Limit information: Work with line-of-business managers to minimize the amount of regulated data captured and stored about any person associated with the organization.
Create usage polices: Insist on clearly worded, thoroughly documented usage policies for personal data and intellectual property; business policies are the cornerstone of effective technology implementations of any security and detection system.
Document data: Know, in great detail, the applications, traffic and patterns of use of all data on the network.
Manage change: Work with line-of-business managers to understand any changes in normal use that could be wrongly detected as malicious activity; build change management procedures that enable the addition and modification of applications and devices without wrongly setting off detection alerts.

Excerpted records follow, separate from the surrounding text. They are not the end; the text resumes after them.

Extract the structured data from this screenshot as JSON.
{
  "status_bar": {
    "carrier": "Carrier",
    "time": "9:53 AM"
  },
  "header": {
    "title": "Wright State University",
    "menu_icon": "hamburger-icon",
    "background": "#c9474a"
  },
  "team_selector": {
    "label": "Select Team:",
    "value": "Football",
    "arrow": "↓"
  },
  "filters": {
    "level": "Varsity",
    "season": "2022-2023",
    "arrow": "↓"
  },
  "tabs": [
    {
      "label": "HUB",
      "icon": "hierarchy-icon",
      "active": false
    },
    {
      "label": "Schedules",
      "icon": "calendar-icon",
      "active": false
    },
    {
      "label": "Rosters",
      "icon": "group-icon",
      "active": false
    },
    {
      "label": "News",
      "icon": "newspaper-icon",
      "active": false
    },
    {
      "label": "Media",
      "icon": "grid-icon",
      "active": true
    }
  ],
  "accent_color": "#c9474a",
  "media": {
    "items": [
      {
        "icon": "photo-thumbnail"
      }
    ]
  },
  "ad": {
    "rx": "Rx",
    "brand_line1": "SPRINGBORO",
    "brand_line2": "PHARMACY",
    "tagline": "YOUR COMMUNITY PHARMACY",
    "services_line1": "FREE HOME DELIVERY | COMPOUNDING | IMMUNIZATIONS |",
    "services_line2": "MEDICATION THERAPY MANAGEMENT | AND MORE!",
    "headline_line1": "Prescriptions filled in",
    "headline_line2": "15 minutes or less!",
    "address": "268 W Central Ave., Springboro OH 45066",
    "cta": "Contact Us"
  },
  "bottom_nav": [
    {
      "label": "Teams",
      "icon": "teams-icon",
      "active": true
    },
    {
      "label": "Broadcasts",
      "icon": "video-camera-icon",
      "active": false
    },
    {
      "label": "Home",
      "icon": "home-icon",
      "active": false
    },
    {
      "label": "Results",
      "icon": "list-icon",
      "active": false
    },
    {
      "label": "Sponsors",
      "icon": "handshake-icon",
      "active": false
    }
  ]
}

Assess risk: Assess business risk to each component of the IT infrastructure so that detection and security spending is focused on the most important assests.
Next Page: Step 4: Response